'I think it’s basic to who we are,' Villaraigosa said in an interview with Politico. 'I believe in family values and I believe that we all ought to be able to have a family and marry if you want to. I don’t think the government should be in that business of denying people the fundamental right to marry.'

Villaraigosa is not the only prominent Democrat in favor of having gay marriage plank in the party platform. Eighteen US senators, including California's Dianne Feinstein and John Kerry of Massachusetts.

Last week, Sen. Jeanne Shaheen from New Hampshire led the way by becoming the first US senator to back a gay marriage plank. Her support is especially noteworthy because she is a co-chair of Obama's national campaign committee as is Villaraigosa.

Freedom to Marry has launched an online petition that people can sign, urging the party to include the plank in its national platform.

The group says the proposed language for the plank builds on previous, less explicit planks endorsed over the past two presidential election cycles, and states:
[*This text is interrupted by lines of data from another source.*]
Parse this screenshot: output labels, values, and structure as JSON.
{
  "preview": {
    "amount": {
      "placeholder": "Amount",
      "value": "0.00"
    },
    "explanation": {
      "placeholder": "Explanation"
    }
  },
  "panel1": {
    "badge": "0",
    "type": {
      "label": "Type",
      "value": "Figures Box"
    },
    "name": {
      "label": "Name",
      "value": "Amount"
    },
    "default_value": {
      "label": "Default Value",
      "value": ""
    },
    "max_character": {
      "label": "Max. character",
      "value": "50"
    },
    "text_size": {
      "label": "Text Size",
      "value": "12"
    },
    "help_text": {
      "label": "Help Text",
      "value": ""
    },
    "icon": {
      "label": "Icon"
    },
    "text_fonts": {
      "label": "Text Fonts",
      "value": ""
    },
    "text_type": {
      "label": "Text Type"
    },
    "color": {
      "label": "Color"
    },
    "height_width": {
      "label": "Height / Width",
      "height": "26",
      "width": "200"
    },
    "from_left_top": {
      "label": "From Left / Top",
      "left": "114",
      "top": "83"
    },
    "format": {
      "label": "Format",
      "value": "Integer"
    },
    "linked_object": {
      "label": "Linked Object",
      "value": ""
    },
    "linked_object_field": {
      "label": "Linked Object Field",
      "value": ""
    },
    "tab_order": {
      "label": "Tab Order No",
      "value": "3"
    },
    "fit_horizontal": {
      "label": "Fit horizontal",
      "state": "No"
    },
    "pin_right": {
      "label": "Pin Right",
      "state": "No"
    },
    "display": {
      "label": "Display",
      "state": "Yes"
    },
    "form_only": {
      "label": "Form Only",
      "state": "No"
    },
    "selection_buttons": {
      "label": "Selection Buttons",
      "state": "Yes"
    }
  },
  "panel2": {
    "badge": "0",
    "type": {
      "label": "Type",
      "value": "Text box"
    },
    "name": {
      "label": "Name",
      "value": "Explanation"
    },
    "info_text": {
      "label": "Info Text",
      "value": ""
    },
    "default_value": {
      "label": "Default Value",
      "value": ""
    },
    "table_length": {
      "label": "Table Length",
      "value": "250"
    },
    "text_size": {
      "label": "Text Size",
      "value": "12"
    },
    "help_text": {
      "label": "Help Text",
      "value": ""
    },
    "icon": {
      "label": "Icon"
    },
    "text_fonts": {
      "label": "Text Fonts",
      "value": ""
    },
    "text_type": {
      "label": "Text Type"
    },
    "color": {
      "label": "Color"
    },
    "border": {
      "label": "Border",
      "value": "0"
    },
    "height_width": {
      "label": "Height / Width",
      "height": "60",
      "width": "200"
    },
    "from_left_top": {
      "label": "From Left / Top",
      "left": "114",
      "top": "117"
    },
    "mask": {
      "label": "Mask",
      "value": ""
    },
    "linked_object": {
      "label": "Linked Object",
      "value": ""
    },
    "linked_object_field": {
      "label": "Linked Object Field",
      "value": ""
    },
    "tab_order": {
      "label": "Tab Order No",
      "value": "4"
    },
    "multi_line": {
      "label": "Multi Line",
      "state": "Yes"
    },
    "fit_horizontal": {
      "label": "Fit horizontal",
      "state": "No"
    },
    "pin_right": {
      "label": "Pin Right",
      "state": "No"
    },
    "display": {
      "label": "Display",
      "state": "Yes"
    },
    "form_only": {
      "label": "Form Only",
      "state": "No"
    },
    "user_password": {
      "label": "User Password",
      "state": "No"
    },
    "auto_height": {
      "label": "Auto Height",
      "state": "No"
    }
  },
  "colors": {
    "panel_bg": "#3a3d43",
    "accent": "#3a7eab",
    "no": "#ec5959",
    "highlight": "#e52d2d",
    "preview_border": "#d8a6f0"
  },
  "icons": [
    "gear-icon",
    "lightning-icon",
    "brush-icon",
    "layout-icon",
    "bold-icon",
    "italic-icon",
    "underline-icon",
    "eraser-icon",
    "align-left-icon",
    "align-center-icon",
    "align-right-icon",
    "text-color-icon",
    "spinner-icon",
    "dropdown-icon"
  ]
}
'We support the full inclusion of all families in the life of our nation, with equal respect, responsibilities, and protections under the law, including the freedom to marry.  Government has no business putting barriers in the path of people seeking to care for their family members, particularly in challenging economic times.  We support the Respect for Marriage Act and the overturning of the federal so-called Defense of Marriage Act, and oppose discriminatory constitutional amendments and other attempts to deny the freedom to marry to loving and committed same-sex couples.'